, , , , , , , ,

If you would, so kindly, follow us (hypothetically speaking) down to the southern part of India, Andhra Pradesh and Telangana specifically, we could begin to talk about the treasure trove of valuable stones that the region has birthed.


(Image of the map of Andhra Pradesh, courtesy of mapsofindia.com)

What we have here are famous diamonds that have lent said fame to Golconda (the well-known citadel located in Hyderabad, the capital of Andhra Pradesh and Telangana) and are popularly known as the Golconda Diamonds. In fact (as per the word of Historians) diamonds were never actually found in the rough in the Golconda area but were discovered in mines located in the districts of Krishna and Guntur (along the Coastal Andhra line).

Apparently, Historians say that Golconda used to serve as the capital of the medieval sultanate of the Qutb Shahi dynasty at one point; as a result, the movement of said diamonds was reportedly, to and from Golconda. Hence, the popular name; Golconda Diamonds.

Historians report the existence of a number of diamond mines that were located in the coastal Andhra and Rayalaseema regions, namely Kollur (in the Guntur district) and Paritala (in the Krishna district). The Qutb Shahis and Nizams profited greatly from the mining of these stones during their reign. Krishna valley, alongside the river Krishna is said to be an area rich in Kimberlite. Kimberlite is an igneous rock which has been known to contain diamonds in the rough. So far, several private companies are also currently working in the Krishna alluvial areas which experts have claimed have a high potential where diamonds are concerned because of the kimberlite reserves which have produced some of the world’s best diamonds in the past.

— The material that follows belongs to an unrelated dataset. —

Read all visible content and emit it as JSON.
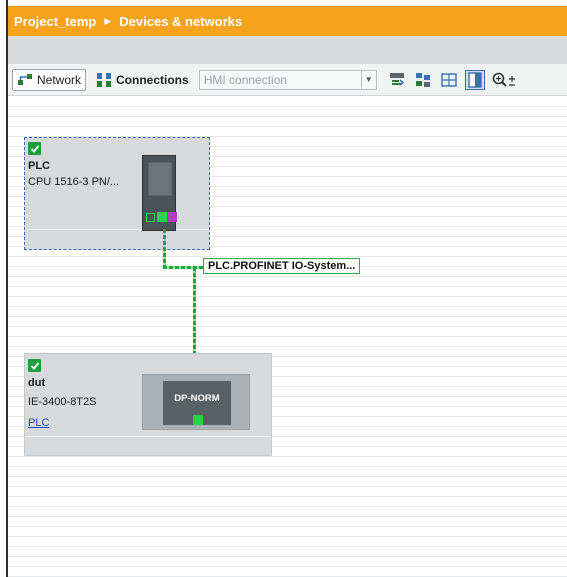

Rough Diamond

(Image of a Kimberlite diamond, courtesy of thermofisher.com)

Some of those diamonds are the Koh-i-noor, the Hope Diamond, the Regent/Pitt Diamond, The Orlov Diamond, the Great Moghul Diamond, the Nizam Diamond, and the Dresden Green Diamond among quite a few others.


(Sketches of the Kohinoor and Regent from circa 1860, courtesy of cnn.com)

More about these diamonds in the next post. Stay tuned gentlefolk!